After Josh Crowley listened to Doug Jones’ interview with NBC’s Chuck Todd late last month, he took to Facebook and urged his friends to ignore the Senate hopeful’s pro-choice stance on abortion … William Stewart, a professor emeritus of political sciences at the University of Alabama, said that despite the recent massacre in Las Vegas, gun rights are likely not to rise to the top of social concerns during the Senate campaign.

Gov. Ivey on Roy Moore: ‘Anyone elected to office’ should be pro-development
Gears of Biz – Oct. 7
Alabama Gov. Kay Ivey said Friday she will support ex-judge Roy Moore in December’s U.S. Senate general election, and expects him and “anyone elected to office” to be “pro-economic development.” Ivey called for the special Senate election, won by Moore, eight days after taking office back in April, and has put her support behind Moore’s insurgent candidacy since Tuesday’s Republican runoff … William Stewart, a professor emeritus of political science at the University of Alabama and a longtime observer of state politics, said he believes Moore could be problematic for Ivey as she campaigns next summer. The 2018 gubernatorial race is already a crowded one ahead of the June 5 primaries.

As Confederate Statues Come Down, What About Columbus?
CBS 19 (Columbia, South Carolina) – Oct. 8
Kris Lane can’t shake the image of Christopher Columbus covered in blood. Red fluid — all of it fake — ran down the famed explorer’s statue in downtown Denver after Native American activists emptied their buckets on Columbus Day 1989. Lane, a professor of Latin American history at Tulane University, lived in Denver then … One option is adding statues, said Alfred Brophy, a law professor at the University of Alabama who studies historical memory.

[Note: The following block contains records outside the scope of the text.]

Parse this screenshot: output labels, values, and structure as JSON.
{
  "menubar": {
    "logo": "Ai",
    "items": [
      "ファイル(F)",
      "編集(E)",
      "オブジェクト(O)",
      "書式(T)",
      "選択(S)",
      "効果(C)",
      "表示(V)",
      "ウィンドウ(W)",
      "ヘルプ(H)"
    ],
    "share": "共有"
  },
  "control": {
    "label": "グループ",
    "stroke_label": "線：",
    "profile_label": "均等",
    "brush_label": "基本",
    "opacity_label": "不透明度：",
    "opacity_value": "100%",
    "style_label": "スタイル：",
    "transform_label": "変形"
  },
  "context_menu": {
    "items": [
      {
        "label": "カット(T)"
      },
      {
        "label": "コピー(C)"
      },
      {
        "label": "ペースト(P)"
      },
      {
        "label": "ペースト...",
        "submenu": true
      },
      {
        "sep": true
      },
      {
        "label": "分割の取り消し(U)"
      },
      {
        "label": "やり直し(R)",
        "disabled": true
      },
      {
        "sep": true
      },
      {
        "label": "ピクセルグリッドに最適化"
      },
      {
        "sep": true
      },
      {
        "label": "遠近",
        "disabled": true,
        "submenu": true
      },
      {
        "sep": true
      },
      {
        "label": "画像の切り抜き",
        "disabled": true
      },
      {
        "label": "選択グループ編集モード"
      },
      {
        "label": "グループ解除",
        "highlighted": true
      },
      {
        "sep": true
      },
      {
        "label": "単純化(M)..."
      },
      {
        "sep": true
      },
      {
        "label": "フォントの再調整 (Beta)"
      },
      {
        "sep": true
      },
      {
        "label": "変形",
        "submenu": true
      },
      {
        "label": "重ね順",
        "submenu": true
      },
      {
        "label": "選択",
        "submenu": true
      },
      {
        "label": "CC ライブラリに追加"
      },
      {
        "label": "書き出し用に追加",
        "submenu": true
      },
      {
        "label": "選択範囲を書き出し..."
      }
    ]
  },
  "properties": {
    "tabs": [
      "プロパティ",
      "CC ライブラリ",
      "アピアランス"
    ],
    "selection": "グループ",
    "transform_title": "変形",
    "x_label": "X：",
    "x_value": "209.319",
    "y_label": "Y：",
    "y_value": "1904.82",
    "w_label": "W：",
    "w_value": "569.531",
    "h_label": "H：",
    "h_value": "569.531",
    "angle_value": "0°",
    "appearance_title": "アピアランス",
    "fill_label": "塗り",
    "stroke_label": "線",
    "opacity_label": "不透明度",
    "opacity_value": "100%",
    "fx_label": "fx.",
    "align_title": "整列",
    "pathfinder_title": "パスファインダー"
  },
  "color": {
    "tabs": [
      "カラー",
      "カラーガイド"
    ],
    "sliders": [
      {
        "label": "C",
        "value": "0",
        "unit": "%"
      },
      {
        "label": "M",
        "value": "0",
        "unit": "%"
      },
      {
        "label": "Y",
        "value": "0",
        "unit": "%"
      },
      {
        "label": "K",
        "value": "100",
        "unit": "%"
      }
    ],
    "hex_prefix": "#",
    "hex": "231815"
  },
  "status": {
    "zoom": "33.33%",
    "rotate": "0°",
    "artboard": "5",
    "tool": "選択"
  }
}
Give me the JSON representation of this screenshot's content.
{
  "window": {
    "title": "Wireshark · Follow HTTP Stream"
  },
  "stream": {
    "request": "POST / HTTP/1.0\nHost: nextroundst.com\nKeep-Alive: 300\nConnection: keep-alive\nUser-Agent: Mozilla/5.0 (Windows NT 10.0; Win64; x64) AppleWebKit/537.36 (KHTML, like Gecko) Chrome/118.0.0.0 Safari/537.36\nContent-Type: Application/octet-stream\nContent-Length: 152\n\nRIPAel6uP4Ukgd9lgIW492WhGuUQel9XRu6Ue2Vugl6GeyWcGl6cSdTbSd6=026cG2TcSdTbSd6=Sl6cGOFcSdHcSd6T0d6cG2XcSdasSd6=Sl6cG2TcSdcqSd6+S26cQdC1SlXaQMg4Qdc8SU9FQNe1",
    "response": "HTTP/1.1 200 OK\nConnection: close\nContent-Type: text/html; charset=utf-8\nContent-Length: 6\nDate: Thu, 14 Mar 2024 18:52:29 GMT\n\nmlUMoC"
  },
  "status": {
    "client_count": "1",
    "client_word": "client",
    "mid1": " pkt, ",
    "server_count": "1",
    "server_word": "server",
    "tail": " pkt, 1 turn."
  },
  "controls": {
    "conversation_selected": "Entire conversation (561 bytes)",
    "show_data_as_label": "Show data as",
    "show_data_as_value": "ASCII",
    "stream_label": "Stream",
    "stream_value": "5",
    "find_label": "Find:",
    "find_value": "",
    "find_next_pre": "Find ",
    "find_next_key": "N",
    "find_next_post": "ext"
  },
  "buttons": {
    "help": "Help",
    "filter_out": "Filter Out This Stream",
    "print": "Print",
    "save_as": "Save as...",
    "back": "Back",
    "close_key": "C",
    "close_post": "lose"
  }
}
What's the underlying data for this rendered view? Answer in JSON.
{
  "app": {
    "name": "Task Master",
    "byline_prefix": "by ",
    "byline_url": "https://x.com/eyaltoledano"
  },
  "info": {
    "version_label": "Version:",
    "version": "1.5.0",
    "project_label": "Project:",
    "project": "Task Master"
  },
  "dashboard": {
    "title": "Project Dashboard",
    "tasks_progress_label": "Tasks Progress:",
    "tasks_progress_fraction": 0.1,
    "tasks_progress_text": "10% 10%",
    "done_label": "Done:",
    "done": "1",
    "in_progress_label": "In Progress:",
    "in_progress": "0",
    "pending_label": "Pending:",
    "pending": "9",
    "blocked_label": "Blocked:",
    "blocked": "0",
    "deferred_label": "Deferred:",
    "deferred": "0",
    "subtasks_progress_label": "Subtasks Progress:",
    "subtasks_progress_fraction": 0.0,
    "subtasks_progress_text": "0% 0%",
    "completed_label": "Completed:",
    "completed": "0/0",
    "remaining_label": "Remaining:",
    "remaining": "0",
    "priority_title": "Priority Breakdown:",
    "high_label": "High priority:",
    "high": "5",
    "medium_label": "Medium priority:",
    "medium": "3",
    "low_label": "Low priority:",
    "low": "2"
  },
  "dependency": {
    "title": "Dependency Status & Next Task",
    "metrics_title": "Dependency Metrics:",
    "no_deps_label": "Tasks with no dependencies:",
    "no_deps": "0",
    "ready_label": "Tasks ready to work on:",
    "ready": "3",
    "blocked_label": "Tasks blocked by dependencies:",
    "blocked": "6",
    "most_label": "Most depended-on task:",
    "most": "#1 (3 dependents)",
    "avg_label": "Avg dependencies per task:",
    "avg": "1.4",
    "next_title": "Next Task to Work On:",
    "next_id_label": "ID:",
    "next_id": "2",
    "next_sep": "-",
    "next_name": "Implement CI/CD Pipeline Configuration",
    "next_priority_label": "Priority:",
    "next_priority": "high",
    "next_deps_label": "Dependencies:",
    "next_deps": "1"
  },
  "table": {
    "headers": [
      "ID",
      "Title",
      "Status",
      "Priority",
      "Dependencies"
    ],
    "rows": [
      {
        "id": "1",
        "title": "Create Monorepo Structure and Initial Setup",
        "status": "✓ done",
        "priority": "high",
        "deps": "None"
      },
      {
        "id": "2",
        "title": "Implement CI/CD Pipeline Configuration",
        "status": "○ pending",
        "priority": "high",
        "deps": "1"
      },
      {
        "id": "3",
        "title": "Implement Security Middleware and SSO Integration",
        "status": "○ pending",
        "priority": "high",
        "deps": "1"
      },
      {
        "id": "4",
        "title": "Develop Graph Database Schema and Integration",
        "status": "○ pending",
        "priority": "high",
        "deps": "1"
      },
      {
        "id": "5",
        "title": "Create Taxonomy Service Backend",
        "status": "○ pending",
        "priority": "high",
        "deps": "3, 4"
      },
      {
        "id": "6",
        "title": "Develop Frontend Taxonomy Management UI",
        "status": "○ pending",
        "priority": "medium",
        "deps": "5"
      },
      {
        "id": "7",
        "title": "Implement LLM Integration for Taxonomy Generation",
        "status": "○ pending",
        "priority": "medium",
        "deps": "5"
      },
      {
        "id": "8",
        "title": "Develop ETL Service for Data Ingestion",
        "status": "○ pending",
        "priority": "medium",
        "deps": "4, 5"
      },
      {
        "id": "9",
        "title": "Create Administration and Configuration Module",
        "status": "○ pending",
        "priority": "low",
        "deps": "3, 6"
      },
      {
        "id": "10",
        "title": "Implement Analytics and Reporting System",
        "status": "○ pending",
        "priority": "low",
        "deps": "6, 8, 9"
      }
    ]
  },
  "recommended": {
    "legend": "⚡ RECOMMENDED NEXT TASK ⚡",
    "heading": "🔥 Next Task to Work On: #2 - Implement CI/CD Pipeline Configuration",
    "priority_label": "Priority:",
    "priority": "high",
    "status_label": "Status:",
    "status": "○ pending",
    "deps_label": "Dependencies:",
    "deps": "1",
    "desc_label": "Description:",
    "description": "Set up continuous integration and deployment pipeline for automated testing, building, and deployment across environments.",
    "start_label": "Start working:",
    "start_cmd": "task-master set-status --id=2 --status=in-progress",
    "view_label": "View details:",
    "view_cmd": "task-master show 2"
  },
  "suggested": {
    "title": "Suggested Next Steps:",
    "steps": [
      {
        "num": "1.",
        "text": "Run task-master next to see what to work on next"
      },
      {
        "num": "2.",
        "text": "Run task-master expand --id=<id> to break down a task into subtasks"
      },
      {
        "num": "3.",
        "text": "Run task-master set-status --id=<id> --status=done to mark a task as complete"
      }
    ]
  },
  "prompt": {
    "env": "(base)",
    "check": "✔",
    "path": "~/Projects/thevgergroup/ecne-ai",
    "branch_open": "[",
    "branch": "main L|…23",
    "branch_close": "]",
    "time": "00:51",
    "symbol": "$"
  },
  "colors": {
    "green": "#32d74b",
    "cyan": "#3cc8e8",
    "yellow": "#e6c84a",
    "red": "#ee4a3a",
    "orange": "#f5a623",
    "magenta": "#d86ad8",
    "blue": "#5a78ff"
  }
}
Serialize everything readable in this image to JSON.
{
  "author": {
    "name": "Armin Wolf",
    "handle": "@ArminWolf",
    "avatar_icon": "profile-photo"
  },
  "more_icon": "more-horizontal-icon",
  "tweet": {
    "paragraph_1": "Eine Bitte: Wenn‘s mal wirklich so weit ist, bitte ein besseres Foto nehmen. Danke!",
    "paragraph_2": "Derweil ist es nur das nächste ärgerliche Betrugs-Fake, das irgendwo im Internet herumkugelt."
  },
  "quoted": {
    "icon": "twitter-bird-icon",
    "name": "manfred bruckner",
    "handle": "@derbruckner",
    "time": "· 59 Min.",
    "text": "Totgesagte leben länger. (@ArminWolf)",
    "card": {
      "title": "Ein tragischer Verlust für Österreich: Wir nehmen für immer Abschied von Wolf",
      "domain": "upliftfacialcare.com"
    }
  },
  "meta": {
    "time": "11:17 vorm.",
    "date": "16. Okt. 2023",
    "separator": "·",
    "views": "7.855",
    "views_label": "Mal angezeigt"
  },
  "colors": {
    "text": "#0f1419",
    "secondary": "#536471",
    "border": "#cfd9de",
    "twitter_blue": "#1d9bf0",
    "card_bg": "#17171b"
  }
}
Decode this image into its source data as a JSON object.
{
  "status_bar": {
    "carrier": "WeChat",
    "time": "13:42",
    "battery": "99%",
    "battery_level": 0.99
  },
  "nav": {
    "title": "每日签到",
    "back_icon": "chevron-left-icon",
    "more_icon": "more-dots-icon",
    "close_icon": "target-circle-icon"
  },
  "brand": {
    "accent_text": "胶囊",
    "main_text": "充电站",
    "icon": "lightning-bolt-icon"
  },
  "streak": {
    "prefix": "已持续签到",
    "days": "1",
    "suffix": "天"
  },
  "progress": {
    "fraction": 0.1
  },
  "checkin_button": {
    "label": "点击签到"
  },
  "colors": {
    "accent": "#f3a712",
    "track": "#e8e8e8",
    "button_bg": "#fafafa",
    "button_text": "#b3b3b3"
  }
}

UA hosts 4th annual Opera Gala
WVUA (Tuscaloosa) – Oct. 6
The University of Alabama opera theatre hosted their fourth annual opera gala to raise funds for their department. Guests were treated to an elegant dinner with performances by UA opera theatre students. Highlights of the night were live and silent auctions with prizes ranging from valuable items all the way up to vacation trips.

Alabama universities plug into industry with auto research projects
Made in Alabama – Oct. 6
At the University of Alabama, the Center for Advanced Vehicle Technologies offers interdisciplinary education, as well as research projects to prepare the next generation of automotive engineers. The center’s research is focused on electronics, energy storage and fuel cells, materials and manufacturing, and powertrains. The university also is strategically positioned in the field of vehicle hybridization, with a leading engine and combustion research program, and a well-developed electric drive program. “These are interesting research projects, and we have interaction between the industry and the professors here, who are also getting more insight into what really drives the automotive companies,” said Bharat Balasubramanian, engineering professor and the research center’s executive director.

The University of Alabama, the state’s oldest and largest public institution of higher education, is a student-centered research university that draws the best and brightest to an academic community committed to providing a premier undergraduate and graduate education. UA is dedicated to achieving excellence in scholarship, collaboration and intellectual engagement; providing public outreach and service to the state of Alabama and the nation; and nurturing a campus environment that fosters collegiality, respect and inclusivity.